Posted on 01st May 2018 / Published in: Knee
Bursitis is an inflammation of a sack of fluid called a bursa (plural = bursae). There are lots of bursae around the knee. They help to protect all the moving parts of the knee, such as the patella (knee cap), the tendons, and the ligaments.
Bursitis often develops from overusing or continual friction and stress on the bursa itself. Bursitis tends to be the most common amongst athletes, especially in runners. Those who have osteoarthritis are also susceptible to this condition.
Several factors attribute to the development of bursitis, such as:
- Osteoarthritis of the knee
- Medial meniscus tear
- Out-turning of the lower leg or knee
- Improper training techniques
- Tight hamstring muscles
- Poor gait
Knee Bursitis Anatomy
The knee is one of the biggest and most complex of all joints found in the body. It joins the shin bone and the thigh bone together. The smaller bone running alongside of the tibia and the kneecap are the two other bones that complete the knee joint. Tendons keep the leg muscles and knee bones connected to enable the knee joint to move. Ligaments join all of the knee bones and deliver stability to the knee.
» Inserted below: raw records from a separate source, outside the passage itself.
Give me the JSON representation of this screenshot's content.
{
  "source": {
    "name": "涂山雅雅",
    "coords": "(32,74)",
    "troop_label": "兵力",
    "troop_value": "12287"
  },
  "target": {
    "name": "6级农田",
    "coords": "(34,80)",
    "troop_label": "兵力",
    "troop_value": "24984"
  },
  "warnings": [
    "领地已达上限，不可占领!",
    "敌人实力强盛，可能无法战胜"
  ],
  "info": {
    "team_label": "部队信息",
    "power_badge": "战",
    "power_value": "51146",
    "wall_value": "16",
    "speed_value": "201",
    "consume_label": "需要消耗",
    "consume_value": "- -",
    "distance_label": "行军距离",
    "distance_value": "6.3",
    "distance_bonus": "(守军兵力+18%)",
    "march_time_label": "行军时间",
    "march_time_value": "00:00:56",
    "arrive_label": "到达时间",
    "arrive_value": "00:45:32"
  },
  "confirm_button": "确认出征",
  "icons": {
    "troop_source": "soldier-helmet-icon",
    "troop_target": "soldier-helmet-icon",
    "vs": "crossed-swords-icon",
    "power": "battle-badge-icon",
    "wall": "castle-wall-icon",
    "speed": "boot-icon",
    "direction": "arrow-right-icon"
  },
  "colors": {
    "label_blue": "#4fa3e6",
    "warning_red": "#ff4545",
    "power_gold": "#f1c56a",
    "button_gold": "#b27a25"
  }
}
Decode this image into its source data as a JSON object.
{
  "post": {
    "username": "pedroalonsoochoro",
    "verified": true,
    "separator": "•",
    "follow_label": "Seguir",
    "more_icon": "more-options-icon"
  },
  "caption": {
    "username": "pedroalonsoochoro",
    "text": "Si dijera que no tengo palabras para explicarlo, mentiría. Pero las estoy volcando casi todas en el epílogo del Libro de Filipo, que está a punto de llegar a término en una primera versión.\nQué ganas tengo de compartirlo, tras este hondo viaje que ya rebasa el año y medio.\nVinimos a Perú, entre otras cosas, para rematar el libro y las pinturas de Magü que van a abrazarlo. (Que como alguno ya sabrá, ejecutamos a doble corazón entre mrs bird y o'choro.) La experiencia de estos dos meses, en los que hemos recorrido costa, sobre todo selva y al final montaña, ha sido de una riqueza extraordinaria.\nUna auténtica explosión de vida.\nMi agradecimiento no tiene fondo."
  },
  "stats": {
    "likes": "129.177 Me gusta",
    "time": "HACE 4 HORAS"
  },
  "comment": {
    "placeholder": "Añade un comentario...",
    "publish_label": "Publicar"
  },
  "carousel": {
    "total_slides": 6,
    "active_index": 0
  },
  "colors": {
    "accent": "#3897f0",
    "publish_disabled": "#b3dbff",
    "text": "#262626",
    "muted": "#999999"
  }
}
Bursae help to protect the moving parts of the knee. There are lots of them in the knee – actually there are about 11 bursae in each knee, but some of the more common ones are:
Popliteal bursitis (known as a Baker’s Cyst) – a knee swelling at the back of the knee. Usually occurs after surgery or injury to the knee. There is a natural pocket behind the knee where fluid can accumulate.
Prepatellar bursitis (known as housemaid’s knee) – a swelling over the front of the knee, caused by excessive kneeling.
Suprapatellar bursitis – occurs just above the knee cap.
Infrapatellar bursitis – occurs just below the knee cap.
Pes anserine bursitis – most common in overweight women aged 45+, probably because of the wider pelvis and altered gait. Occurs two inches below the inside of the knee.
Knee bursitis shown on MRI scan
How to Treat Knee Tendon Bursitis:
Discontinue any activities where you find pain and discomfort. Try substituting with a different activity until the bursitis has had time to clear up.
Apply ice to the affected area for 5-10 minutes at a time three to five times per day. Make sure to wrap the ice with a thin towel to prevent an ice burn from occurring on your skin. Ice is one of the best and most natural ways to reduce pain and swelling.
- Anti-Inflammatory Medication
Non-steroidal anti-inflammatory medication, aspirin or acetaminophen can help to reduce the inflammation and pain within the knee. As the inflammation goes down, the amount of pain felt will also tend to decrease. Limit the user of drugs if possible, and look for more natural methods such as ice therapy.
It might also be necessary to have an anesthetic solution inserted into the bursa, which will often provide you with prompt relief to the affected area.
Physical therapy, acupuncture, and electrotherapy can all provide very good benefit for bursitis.
- For those who are overweight, reducing weight and improving fitness can reduce a bursitis. Losing a few pounds can make a world of difference in your pain and overall health.
- Before participating in any sporting activities, make sure you take the time to stretch beforehand.
- Avoid excessive periods of keeping your knee in one position, such as being stuck in a tight seat.
- Stretching the hamstrings before you engage in any exercise or training regime will help to alleviate injuries to the area.
- If you notice the pain increasing when climbing stairs or exercising, you need to seek attention to evaluate the severity of your bursitis.